● Problem to work on: All of the data below should be returned exactly.

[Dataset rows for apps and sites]

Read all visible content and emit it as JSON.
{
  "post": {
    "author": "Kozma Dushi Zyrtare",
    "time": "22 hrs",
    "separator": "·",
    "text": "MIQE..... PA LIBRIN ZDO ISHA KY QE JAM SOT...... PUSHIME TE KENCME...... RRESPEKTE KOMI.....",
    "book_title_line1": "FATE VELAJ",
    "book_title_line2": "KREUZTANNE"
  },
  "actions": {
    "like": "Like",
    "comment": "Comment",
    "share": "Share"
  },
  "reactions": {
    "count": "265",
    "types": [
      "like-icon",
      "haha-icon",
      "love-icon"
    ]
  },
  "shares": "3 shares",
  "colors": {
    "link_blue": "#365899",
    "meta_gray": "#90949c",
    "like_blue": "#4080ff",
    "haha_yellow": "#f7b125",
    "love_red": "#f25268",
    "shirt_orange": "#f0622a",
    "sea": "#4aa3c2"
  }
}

● Answer area:
Read all visible content and emit it as JSON.
{
  "post": {
    "author": "Kozma Dushi Zyrtare",
    "time": "22 hrs",
    "separator": "·",
    "text": "MIQE..... PA LIBRIN ZDO ISHA KY QE JAM SOT...... PUSHIME TE KENCME...... RRESPEKTE KOMI.....",
    "book_title_line1": "FATE VELAJ",
    "book_title_line2": "KREUZTANNE"
  },
  "actions": {
    "like": "Like",
    "comment": "Comment",
    "share": "Share"
  },
  "reactions": {
    "count": "265",
    "types": [
      "like-icon",
      "haha-icon",
      "love-icon"
    ]
  },
  "shares": "3 shares",
  "colors": {
    "link_blue": "#365899",
    "meta_gray": "#90949c",
    "like_blue": "#4080ff",
    "haha_yellow": "#f7b125",
    "love_red": "#f25268",
    "shirt_orange": "#f0622a",
    "sea": "#4aa3c2"
  }
}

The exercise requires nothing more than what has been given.